*** Input data ***

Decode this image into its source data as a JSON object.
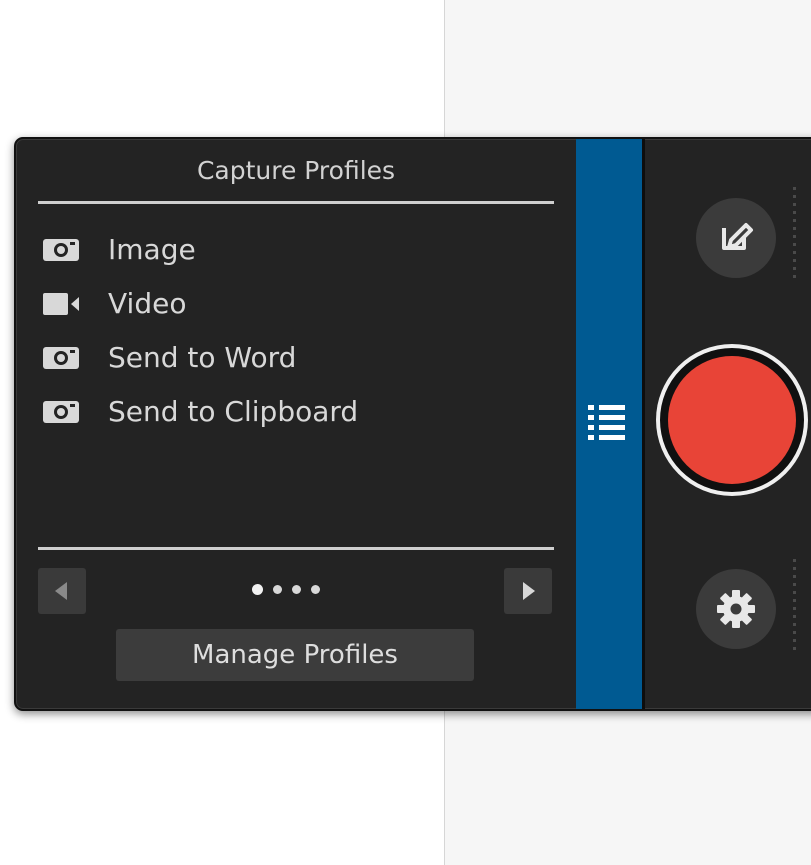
{
  "panel": {
    "title": "Capture Profiles",
    "profiles": [
      {
        "label": "Image",
        "icon": "camera-icon"
      },
      {
        "label": "Video",
        "icon": "video-camera-icon"
      },
      {
        "label": "Send to Word",
        "icon": "camera-icon"
      },
      {
        "label": "Send to Clipboard",
        "icon": "camera-icon"
      }
    ],
    "pager": {
      "pages": 4,
      "current": 1
    },
    "manage_label": "Manage Profiles"
  },
  "colors": {
    "panel_bg": "#232323",
    "tab_blue": "#005a92",
    "record_red": "#e84437"
  },
  "icons": {
    "tab": "list-icon",
    "edit": "edit-icon",
    "record": "record-icon",
    "settings": "gear-icon"
  }
}
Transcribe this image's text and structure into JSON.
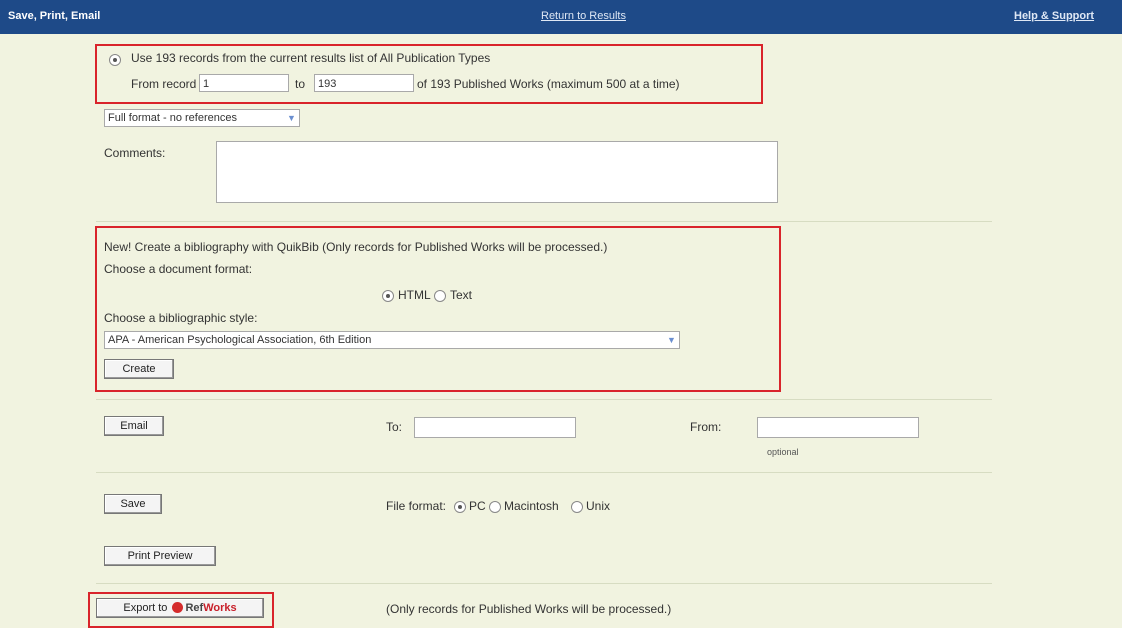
{
  "topbar": {
    "title": "Save, Print, Email",
    "return_link": "Return to Results",
    "help_link": "Help & Support"
  },
  "records": {
    "use_text": "Use 193 records from the current results list of All Publication Types",
    "from_label": "From record",
    "from_value": "1",
    "to_label": "to",
    "to_value": "193",
    "of_text": "of 193 Published Works (maximum 500 at a time)"
  },
  "format_select": {
    "value": "Full format - no references"
  },
  "comments": {
    "label": "Comments:"
  },
  "quikbib": {
    "intro": "New! Create a bibliography with QuikBib (Only records for Published Works will be processed.)",
    "doc_format_label": "Choose a document format:",
    "html_label": "HTML",
    "text_label": "Text",
    "style_label": "Choose a bibliographic style:",
    "style_value": "APA - American Psychological Association, 6th Edition",
    "create_button": "Create"
  },
  "email": {
    "button": "Email",
    "to_label": "To:",
    "from_label": "From:",
    "optional": "optional"
  },
  "save": {
    "button": "Save",
    "file_format_label": "File format:",
    "pc": "PC",
    "mac": "Macintosh",
    "unix": "Unix"
  },
  "print": {
    "button": "Print Preview"
  },
  "export": {
    "prefix": "Export to",
    "brand_ref": "Ref",
    "brand_works": "Works",
    "note": "(Only records for Published Works will be processed.)"
  },
  "colors": {
    "header_bg": "#1e4a88",
    "page_bg": "#f1f3e0",
    "highlight_border": "#d9242b"
  }
}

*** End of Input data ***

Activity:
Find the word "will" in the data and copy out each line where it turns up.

Answer below:
    "intro": "New! Create a bibliography with QuikBib (Only records for Published Works will be processed.)",
    "note": "(Only records for Published Works will be processed.)"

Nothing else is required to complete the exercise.